The San Francisco 49ers wrapped up their rookie minicamp this past weekend, and players now have the week off. With OTAs getting started in two weeks, now seems like a good time to start assessing what the 2016 NFL Draft means to the roster. We're going to run through each position on the depth chart and take a preliminary look at how the draft picks might impact it, as well as an initial thought on the bubble watch. Today, we move on to the wide receivers.
Aaron Lynch, Ahmad Brooks, Eli Harold, Tank Carradine, Corey Lemonier, Marcus Rush, Jason Fanaika, Kevin Anderson, Lenny Jones

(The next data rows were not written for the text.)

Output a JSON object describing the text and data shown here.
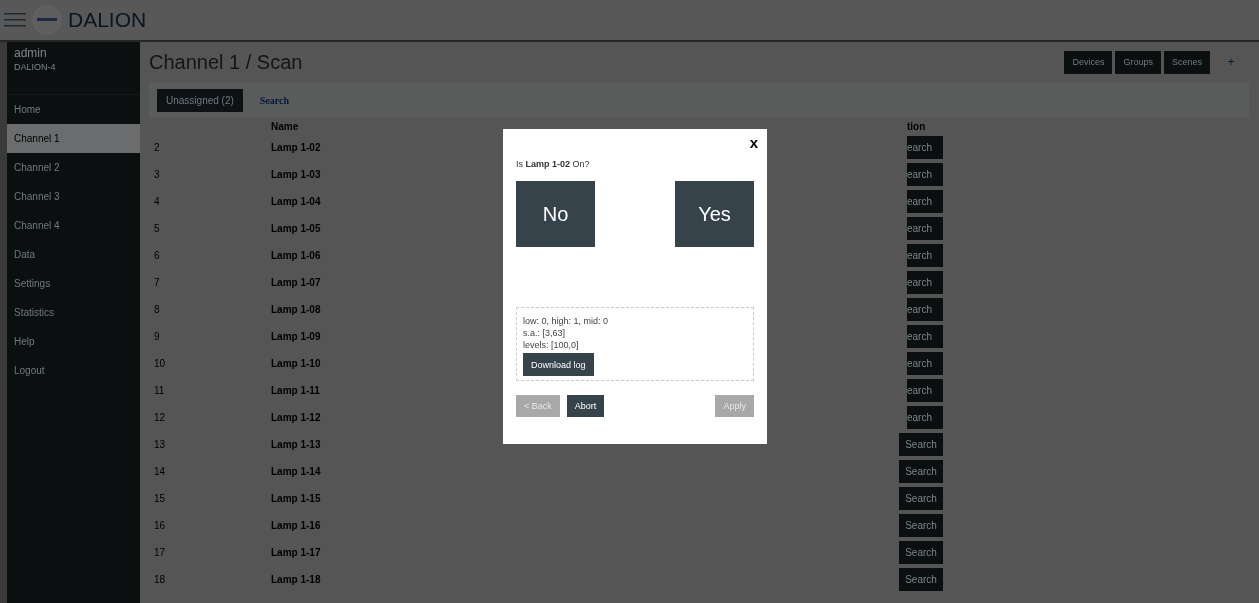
{
  "top_bar": {
    "brand": "DALION"
  },
  "sidebar": {
    "user": "admin",
    "device": "DALION-4",
    "items": [
      {
        "label": "Home",
        "selected": false
      },
      {
        "label": "Channel 1",
        "selected": true
      },
      {
        "label": "Channel 2",
        "selected": false
      },
      {
        "label": "Channel 3",
        "selected": false
      },
      {
        "label": "Channel 4",
        "selected": false
      },
      {
        "label": "Data",
        "selected": false
      },
      {
        "label": "Settings",
        "selected": false
      },
      {
        "label": "Statistics",
        "selected": false
      },
      {
        "label": "Help",
        "selected": false
      },
      {
        "label": "Logout",
        "selected": false
      }
    ]
  },
  "page": {
    "title": "Channel 1 / Scan",
    "view_buttons": [
      "Devices",
      "Groups",
      "Scenes"
    ],
    "add_button": "+"
  },
  "tabs": [
    {
      "label": "Unassigned (2)",
      "selected": true
    },
    {
      "label": "Search",
      "selected": false
    }
  ],
  "table": {
    "columns": [
      "Name",
      "tion"
    ],
    "rows": [
      {
        "number": "2",
        "name": "Lamp 1-02",
        "action": "earch"
      },
      {
        "number": "3",
        "name": "Lamp 1-03",
        "action": "earch"
      },
      {
        "number": "4",
        "name": "Lamp 1-04",
        "action": "earch"
      },
      {
        "number": "5",
        "name": "Lamp 1-05",
        "action": "earch"
      },
      {
        "number": "6",
        "name": "Lamp 1-06",
        "action": "earch"
      },
      {
        "number": "7",
        "name": "Lamp 1-07",
        "action": "earch"
      },
      {
        "number": "8",
        "name": "Lamp 1-08",
        "action": "earch"
      },
      {
        "number": "9",
        "name": "Lamp 1-09",
        "action": "earch"
      },
      {
        "number": "10",
        "name": "Lamp 1-10",
        "action": "earch"
      },
      {
        "number": "11",
        "name": "Lamp 1-11",
        "action": "earch"
      },
      {
        "number": "12",
        "name": "Lamp 1-12",
        "action": "earch"
      },
      {
        "number": "13",
        "name": "Lamp 1-13",
        "action": "Search"
      },
      {
        "number": "14",
        "name": "Lamp 1-14",
        "action": "Search"
      },
      {
        "number": "15",
        "name": "Lamp 1-15",
        "action": "Search"
      },
      {
        "number": "16",
        "name": "Lamp 1-16",
        "action": "Search"
      },
      {
        "number": "17",
        "name": "Lamp 1-17",
        "action": "Search"
      },
      {
        "number": "18",
        "name": "Lamp 1-18",
        "action": "Search"
      }
    ]
  },
  "dialog": {
    "close": "x",
    "question": "Is **Lamp 1-02** On?",
    "answers": [
      "No",
      "Yes"
    ],
    "log_lines": [
      "low: 0,  high: 1,  mid: 0",
      "s.a.: [3,63]",
      "levels: [100,0]"
    ],
    "download_button": "Download log",
    "footer_buttons": [
      {
        "label": "< Back",
        "disabled": true
      },
      {
        "label": "Abort",
        "disabled": false
      },
      {
        "label": "Apply",
        "disabled": true
      }
    ]
  }
}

The 49ers did not add any pass rushers in the draft, instead adding Jason Fanaika, Kevin Anderson, and Lenny Jones as undrafted free agents. The team instead invested along the defensive line, selecting DeForest Buckner in the first round, and Ronald Blair in the fifth round. Buckner is going to be a big body option, but his ability to get to the quarterback is one reason we can expect an improved pass rush in 2016.
There are two other notable changes from last year. Tank Carradine is going to a full-time outside linebacker in 2016. The team originally tried to bulk him up as a defensive tackle option. When that failed, they decided to bring him back down so he can employ his speed off the edge. He will get a chance to earn some significant opportunities in passing down situations. He will not be an every down outside linebacker, but will get opportunities to get after the quarterback.
The other notable change is that Eli Harold beefed up. The 49ers have generally like their outside linebackers in the mid-260s. Harold said he has bulked up into that range, and now we'll see what it means for his speed and power to the quarterback. I expect him to be the primary utility guy behind Brooks and Lynch.
Ahmad Brooks continues to stick around, even as the team tries to invest in more young pass rushers. The 49ers could try and trade him, or at the very least release him later this summer, but given that he has stuck around this long, I don't see him going anywhere. And given the need for extra bodies if this defense ends up with a lot more reps opposite Chip Kelly's offense, every extra OLB helps.
However, Corey Lemonier is a guy who is potentially looking at the wrong side of the bubble. The 2013 third round pick got some opportunities early, but when he did not show much improvement in pass rush moves, he regressed to primarily a special teams player. He could earn a primarily special teams role, but there is a lot of competition for that this season. And with Tank Carradine potentially becoming a more regular contributor in the pass rush, Lemonier loses that much more in his case for a roster spot.